Real estate agents can not only help you decide on where to plant your campground roots, but they can also help you navigate through the legal details that come along with purchasing land and becoming a campground owner. A few good questions to ask: What permits do I need? Are there any code restrictions I should be aware of? What about future development plans? A local realtor should be able to give you that information and direct you to the appropriate offices in the area where everything can be completed. Restrictions and regulations vary from state to state and even from town to town. So do your due diligence to not let legal matters stop you from acquiring the land where you envision your campground to flourish.
When your guests come to visit your property, you’re going to want to offer them space to either park their own lodging, or even better, have that already waiting and ready for their visit. The right piece of land is going to determine what that will look like. Log cabin kits are an attractive option to have on the property because they offer an all-year round visiting potential – giving you a healthy ROI. There is also a diversity of cabin options such as multi-purpose facilities and bathhouses that present more possibilities on your campground than others that do not have these structures. It’s important to see how you can set your campground a part even in the initial stages of purchasing land because it will show that you were intentional in keeping your guests’ best interests at heart right from the beginning. In fact, according to Condor Ferries, “the top factors that influence [campers’] campground selection were campground atmosphere (24%), campground location (22%), quality of campsites at the campground (18%), availability of the cabins (9%), the types of sites available (12%), the onsite recreations opportunities (5%) and Wi-Fi availability (3%).” Keep these statistics in mind as you’re making decisions for your campground.
There’s a lot that goes into owning and maintaining a campground. Ask any owner and they’ll tell you it’s hard work with plenty of responsibility. But if you do it right, put in the research, and don’t overlook the importance of securing a valuable piece of land, the benefits will make it all worth it in the end.

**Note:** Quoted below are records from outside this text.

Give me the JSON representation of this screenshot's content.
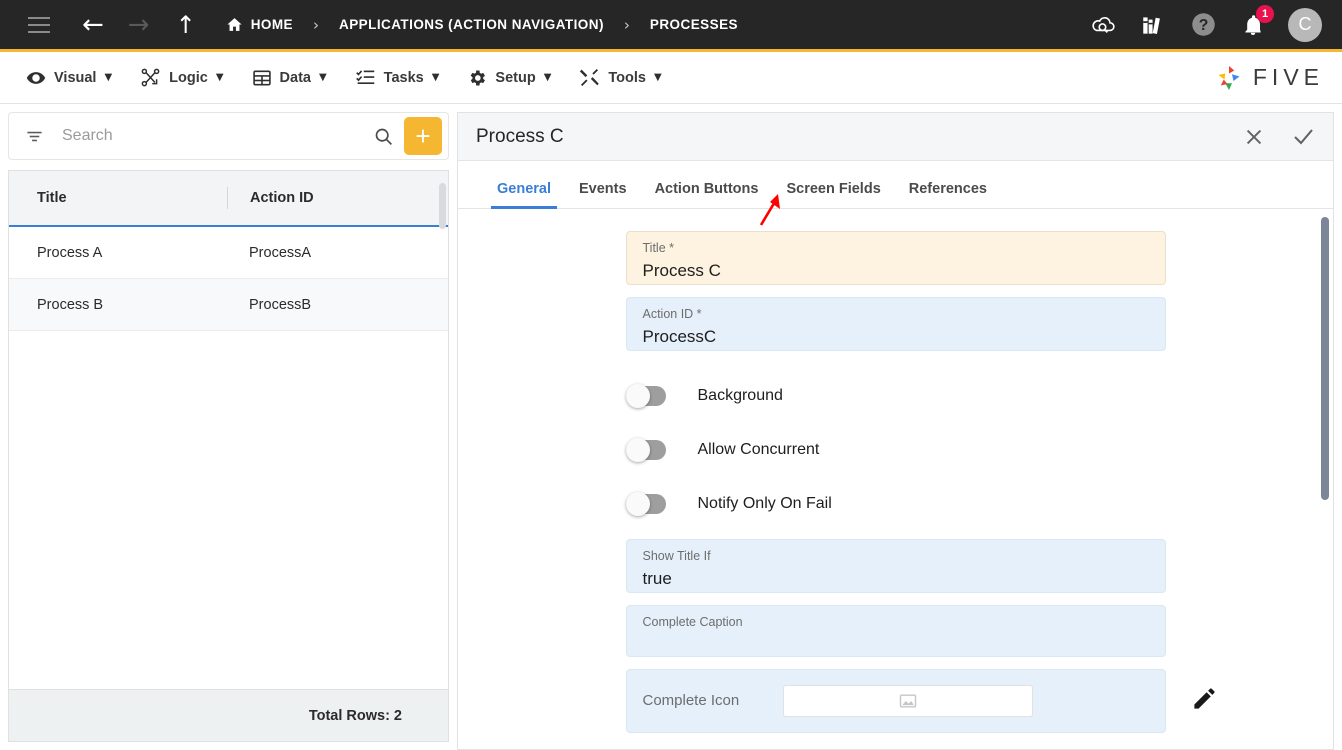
{
  "topbar": {
    "menu_icon": "hamburger-menu-icon",
    "back_icon": "back-arrow-icon",
    "forward_icon": "forward-arrow-icon",
    "up_icon": "up-arrow-icon",
    "breadcrumbs": [
      {
        "label": "HOME",
        "icon": "home-icon"
      },
      {
        "label": "APPLICATIONS (ACTION NAVIGATION)",
        "icon": ""
      },
      {
        "label": "PROCESSES",
        "icon": ""
      }
    ],
    "separator": "›",
    "actions": [
      {
        "name": "cloud-search-icon"
      },
      {
        "name": "library-books-icon"
      },
      {
        "name": "help-icon"
      },
      {
        "name": "notifications-bell-icon",
        "badge": "1"
      }
    ],
    "avatar_initial": "C",
    "accent_color": "#f5b731",
    "badge_color": "#e8124f"
  },
  "menubar": {
    "items": [
      {
        "label": "Visual",
        "icon": "eye-icon",
        "caret": "▼"
      },
      {
        "label": "Logic",
        "icon": "logic-nodes-icon",
        "caret": "▼"
      },
      {
        "label": "Data",
        "icon": "table-grid-icon",
        "caret": "▼"
      },
      {
        "label": "Tasks",
        "icon": "checklist-icon",
        "caret": "▼"
      },
      {
        "label": "Setup",
        "icon": "gear-icon",
        "caret": "▼"
      },
      {
        "label": "Tools",
        "icon": "tools-wrench-icon",
        "caret": "▼"
      }
    ],
    "brand": {
      "text": "FIVE",
      "icon": "five-pinwheel-logo"
    }
  },
  "left_panel": {
    "search": {
      "placeholder": "Search",
      "value": "",
      "filter_icon": "filter-icon",
      "search_icon": "search-icon"
    },
    "add_button_label": "+",
    "columns": [
      "Title",
      "Action ID"
    ],
    "rows": [
      {
        "title": "Process A",
        "action_id": "ProcessA"
      },
      {
        "title": "Process B",
        "action_id": "ProcessB"
      }
    ],
    "footer": "Total Rows: 2"
  },
  "right_panel": {
    "title": "Process C",
    "close_icon": "close-x-icon",
    "confirm_icon": "check-tick-icon",
    "tabs": [
      {
        "label": "General",
        "active": true
      },
      {
        "label": "Events",
        "active": false
      },
      {
        "label": "Action Buttons",
        "active": false
      },
      {
        "label": "Screen Fields",
        "active": false
      },
      {
        "label": "References",
        "active": false
      }
    ],
    "accent_color": "#3a7fd5",
    "form": {
      "title_field": {
        "label": "Title *",
        "value": "Process C"
      },
      "action_id_field": {
        "label": "Action ID *",
        "value": "ProcessC"
      },
      "toggles": [
        {
          "label": "Background",
          "on": false
        },
        {
          "label": "Allow Concurrent",
          "on": false
        },
        {
          "label": "Notify Only On Fail",
          "on": false
        }
      ],
      "show_title_if": {
        "label": "Show Title If",
        "value": "true"
      },
      "complete_caption": {
        "label": "Complete Caption",
        "value": ""
      },
      "complete_icon": {
        "label": "Complete Icon",
        "value": "",
        "placeholder_icon": "image-placeholder-icon",
        "edit_icon": "pencil-edit-icon"
      }
    }
  },
  "annotation": {
    "type": "red-arrow",
    "points_to": "Screen Fields",
    "color": "#ff0000"
  }
}
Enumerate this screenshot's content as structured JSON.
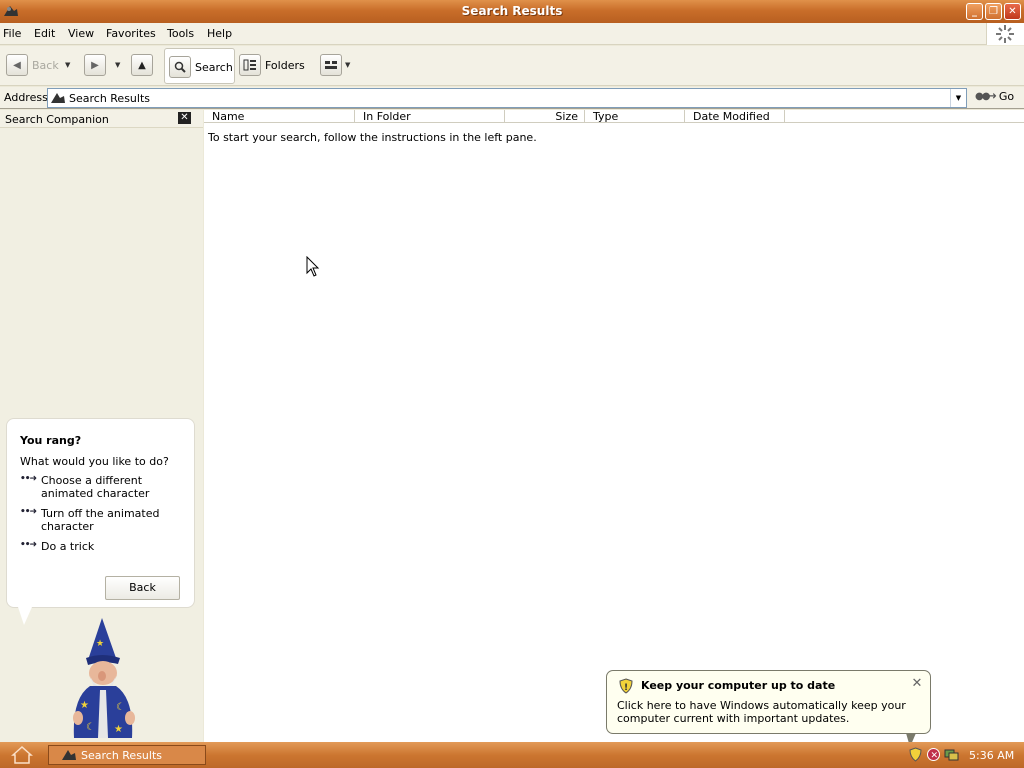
{
  "window": {
    "title": "Search Results",
    "buttons": {
      "minimize": "_",
      "maximize": "❐",
      "close": "✕"
    }
  },
  "menu": [
    "File",
    "Edit",
    "View",
    "Favorites",
    "Tools",
    "Help"
  ],
  "toolbar": {
    "back_label": "Back",
    "search_label": "Search",
    "folders_label": "Folders"
  },
  "address": {
    "label": "Address",
    "value": "Search Results",
    "go_label": "Go"
  },
  "left_pane": {
    "title": "Search Companion",
    "assistant": {
      "heading": "You rang?",
      "prompt": "What would you like to do?",
      "options": [
        "Choose a different animated character",
        "Turn off the animated character",
        "Do a trick"
      ],
      "back_button": "Back"
    }
  },
  "results": {
    "columns": [
      "Name",
      "In Folder",
      "Size",
      "Type",
      "Date Modified"
    ],
    "empty_message": "To start your search, follow the instructions in the left pane."
  },
  "notification": {
    "title": "Keep your computer up to date",
    "body": "Click here to have Windows automatically keep your computer current with important updates."
  },
  "taskbar": {
    "task": "Search Results",
    "clock": "5:36 AM"
  },
  "icons": {
    "app": "search-window-icon",
    "back": "back-arrow-icon",
    "forward": "forward-arrow-icon",
    "up": "up-folder-icon",
    "search": "magnifier-icon",
    "folders": "folders-icon",
    "views": "views-icon",
    "go": "go-arrow-icon",
    "wizard": "merlin-wizard-character",
    "shield": "security-shield-icon",
    "throbber": "loading-spinner-icon"
  },
  "colors": {
    "titlebar": "#c96e2a",
    "taskbar": "#cc7630",
    "toolbar": "#f3f1e6",
    "pane": "#f1efe2"
  }
}
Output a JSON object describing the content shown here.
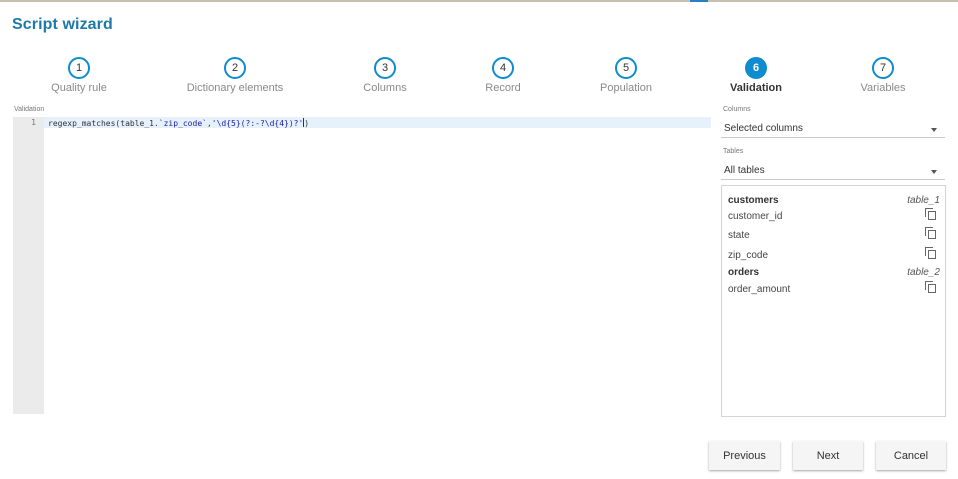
{
  "dialog": {
    "title": "Script wizard"
  },
  "steps": [
    {
      "number": "1",
      "label": "Quality rule"
    },
    {
      "number": "2",
      "label": "Dictionary elements"
    },
    {
      "number": "3",
      "label": "Columns"
    },
    {
      "number": "4",
      "label": "Record"
    },
    {
      "number": "5",
      "label": "Population"
    },
    {
      "number": "6",
      "label": "Validation",
      "active": true
    },
    {
      "number": "7",
      "label": "Variables"
    }
  ],
  "editor": {
    "caption": "Validation",
    "lines": [
      {
        "number": "1",
        "prefix": "regexp_matches(table_1.",
        "str1": "`zip_code`",
        "sep": ",",
        "str2": "'\\d{5}(?:-?\\d{4})?'",
        "suffix": ")"
      }
    ]
  },
  "columns_select": {
    "caption": "Columns",
    "value": "Selected columns"
  },
  "tables_select": {
    "caption": "Tables",
    "value": "All tables"
  },
  "tables": [
    {
      "name": "customers",
      "alias": "table_1",
      "columns": [
        "customer_id",
        "state",
        "zip_code"
      ]
    },
    {
      "name": "orders",
      "alias": "table_2",
      "columns": [
        "order_amount"
      ]
    }
  ],
  "buttons": {
    "previous": "Previous",
    "next": "Next",
    "cancel": "Cancel"
  },
  "colors": {
    "accent": "#0e8ccf",
    "title": "#1b7aa8"
  }
}
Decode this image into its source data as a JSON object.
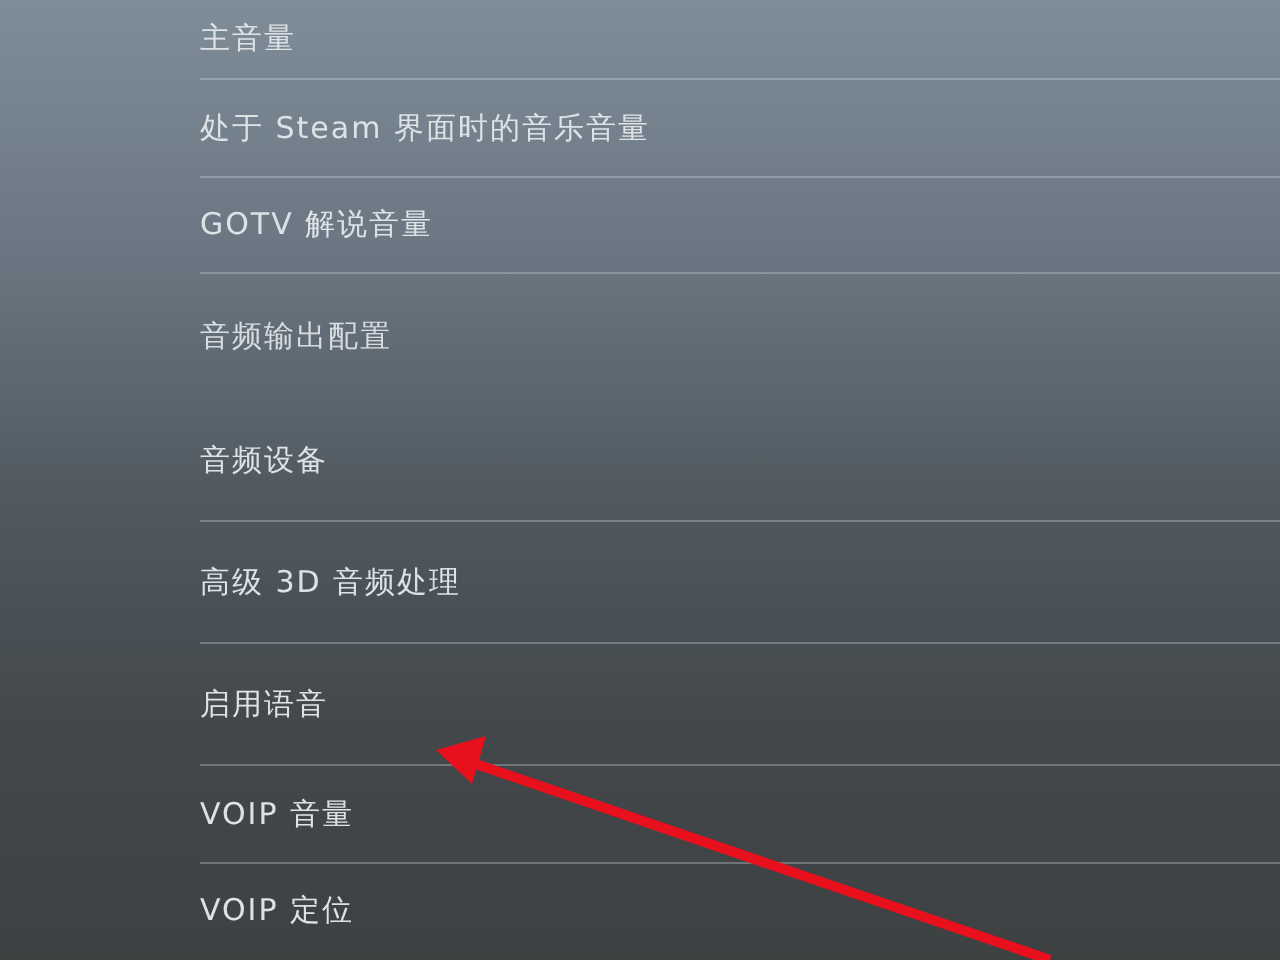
{
  "settings": [
    {
      "label": "主音量",
      "kind": "setting"
    },
    {
      "label": "处于 Steam 界面时的音乐音量",
      "kind": "setting"
    },
    {
      "label": "GOTV 解说音量",
      "kind": "setting"
    },
    {
      "label": "音频输出配置",
      "kind": "section"
    },
    {
      "label": "音频设备",
      "kind": "setting"
    },
    {
      "label": "高级 3D 音频处理",
      "kind": "setting"
    },
    {
      "label": "启用语音",
      "kind": "setting"
    },
    {
      "label": "VOIP 音量",
      "kind": "setting"
    },
    {
      "label": "VOIP 定位",
      "kind": "setting"
    }
  ]
}
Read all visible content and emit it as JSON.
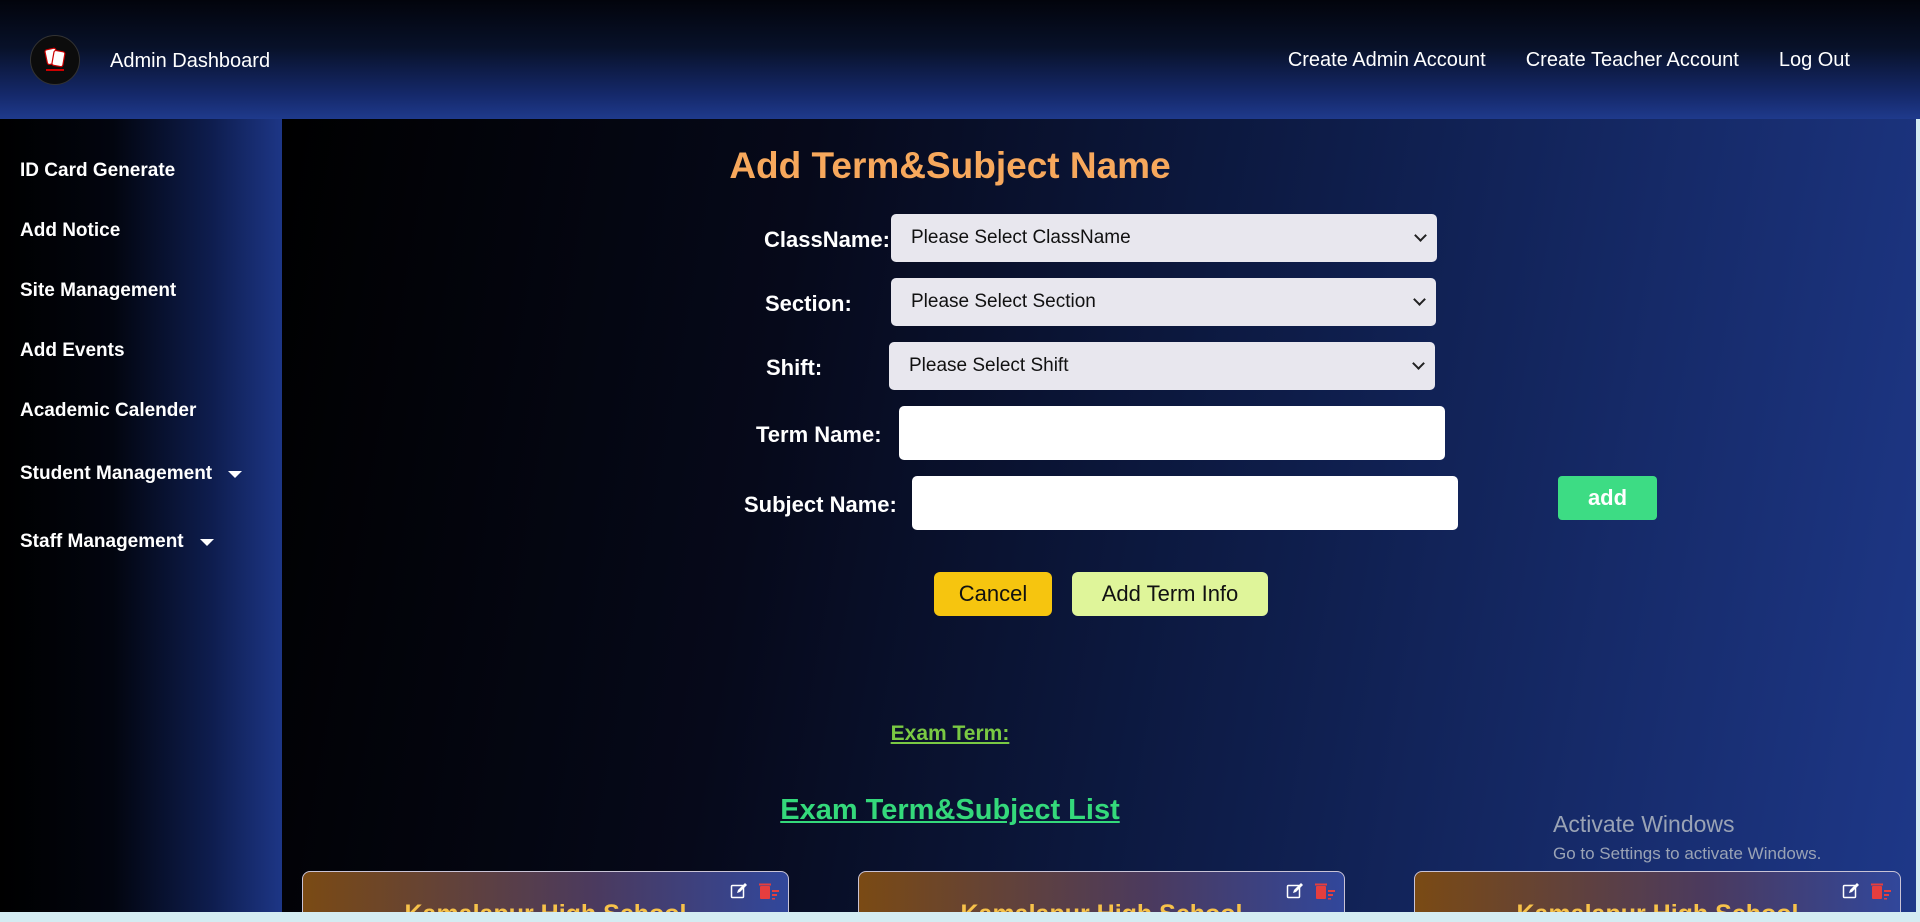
{
  "header": {
    "brand": "Admin Dashboard",
    "nav": [
      "Create Admin Account",
      "Create Teacher Account",
      "Log Out"
    ]
  },
  "sidebar": {
    "items": [
      {
        "label": "ID Card Generate"
      },
      {
        "label": "Add Notice"
      },
      {
        "label": "Site Management"
      },
      {
        "label": "Add Events"
      },
      {
        "label": "Academic Calender"
      },
      {
        "label": "Student Management"
      },
      {
        "label": "Staff Management"
      }
    ]
  },
  "form": {
    "title": "Add Term&Subject Name",
    "classname_label": "ClassName:",
    "classname_value": "Please Select ClassName",
    "section_label": "Section:",
    "section_value": "Please Select Section",
    "shift_label": "Shift:",
    "shift_value": "Please Select Shift",
    "term_label": "Term Name:",
    "subject_label": "Subject Name:",
    "add_label": "add",
    "cancel_label": "Cancel",
    "submit_label": "Add Term Info"
  },
  "list": {
    "exam_term_label": "Exam Term:",
    "title": "Exam Term&Subject List",
    "cards": [
      {
        "title": "Kamalapur High School"
      },
      {
        "title": "Kamalapur High School"
      },
      {
        "title": "Kamalapur High School"
      }
    ]
  },
  "watermark": {
    "line1": "Activate Windows",
    "line2": "Go to Settings to activate Windows."
  },
  "colors": {
    "title_orange": "#f7a85c",
    "add_green": "#3ddc84",
    "cancel_yellow": "#f6c50f",
    "submit_lime": "#dff59a",
    "list_green": "#34d97b",
    "delete_red": "#e53e3e"
  }
}
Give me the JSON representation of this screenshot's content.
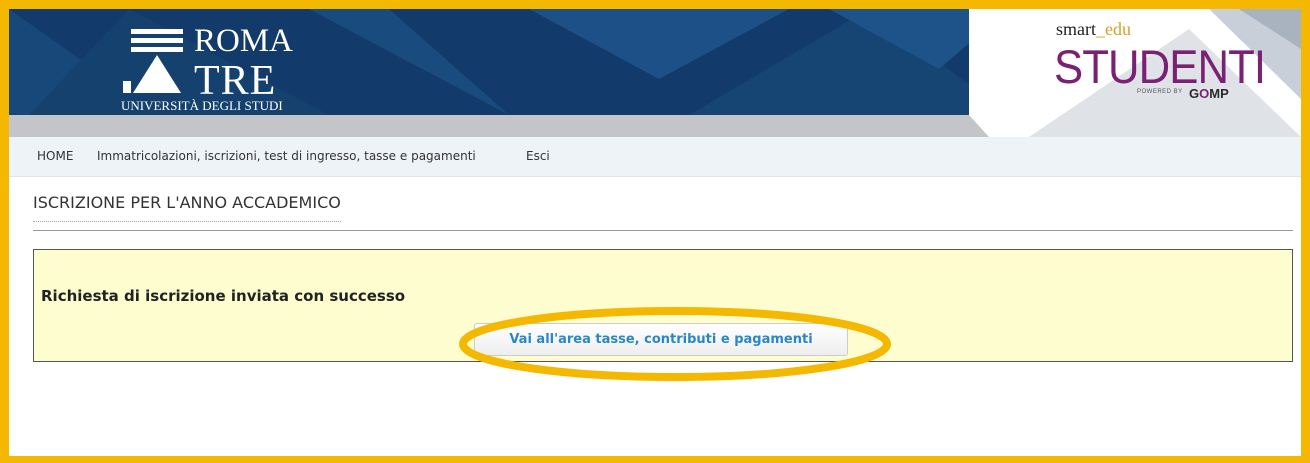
{
  "header": {
    "logo_left": {
      "line1": "ROMA",
      "line2": "TRE",
      "line3": "UNIVERSITÀ DEGLI STUDI"
    },
    "logo_right": {
      "smart": "smart",
      "underscore": "_",
      "edu": "edu",
      "brand": "STUDENTI",
      "powered_by": "POWERED BY",
      "gomp_g": "G",
      "gomp_o": "O",
      "gomp_mp": "MP"
    },
    "colors": {
      "banner_navy": "#123a6a",
      "brand_purple": "#7a2173",
      "frame_yellow": "#f5b800"
    }
  },
  "nav": {
    "items": [
      {
        "label": "HOME"
      },
      {
        "label": "Immatricolazioni, iscrizioni, test di ingresso, tasse e pagamenti"
      },
      {
        "label": "Esci"
      }
    ]
  },
  "main": {
    "page_title": "ISCRIZIONE PER L'ANNO ACCADEMICO",
    "message": "Richiesta di iscrizione inviata con successo",
    "action_button": "Vai all'area tasse, contributi e pagamenti"
  }
}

About the Author
Julia holds a BA degree in Communication Studies and is passionate about using words well to tell the stories that matter most in our world. When she’s not working on new ideas for Conestoga Log Cabins, you can find her decorating, baking, or looking at vintage typewriters while antique shopping – all done with a cup of coffee not too far away.